• Task to carry out: How many lines in the data below have the string "Dashboard"? Reply with the number alone.

Items from an interface collection
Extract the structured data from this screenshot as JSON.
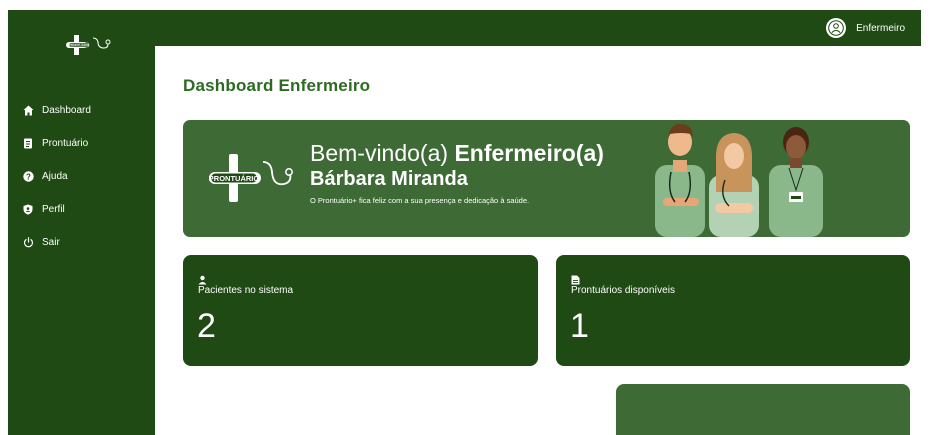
{
  "app": {
    "logo_text": "PRONTUÁRIO"
  },
  "sidebar": {
    "items": [
      {
        "label": "Dashboard",
        "icon": "home-icon"
      },
      {
        "label": "Prontuário",
        "icon": "document-icon"
      },
      {
        "label": "Ajuda",
        "icon": "help-icon"
      },
      {
        "label": "Perfil",
        "icon": "shield-icon"
      },
      {
        "label": "Sair",
        "icon": "power-icon"
      }
    ]
  },
  "header": {
    "user_role": "Enfermeiro"
  },
  "main": {
    "title": "Dashboard Enfermeiro",
    "banner": {
      "welcome_prefix": "Bem-vindo(a) ",
      "welcome_role": "Enfermeiro(a)",
      "user_name": "Bárbara Miranda",
      "message": "O Prontuário+ fica feliz com a sua presença e dedicação à saúde."
    },
    "cards": [
      {
        "label": "Pacientes no sistema",
        "value": "2",
        "icon": "user-icon"
      },
      {
        "label": "Prontuários disponíveis",
        "value": "1",
        "icon": "file-icon"
      }
    ]
  },
  "colors": {
    "dark_green": "#1f4a14",
    "medium_green": "#3e6a36",
    "title_green": "#2e6b22"
  }
}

• Result of this exercise: 2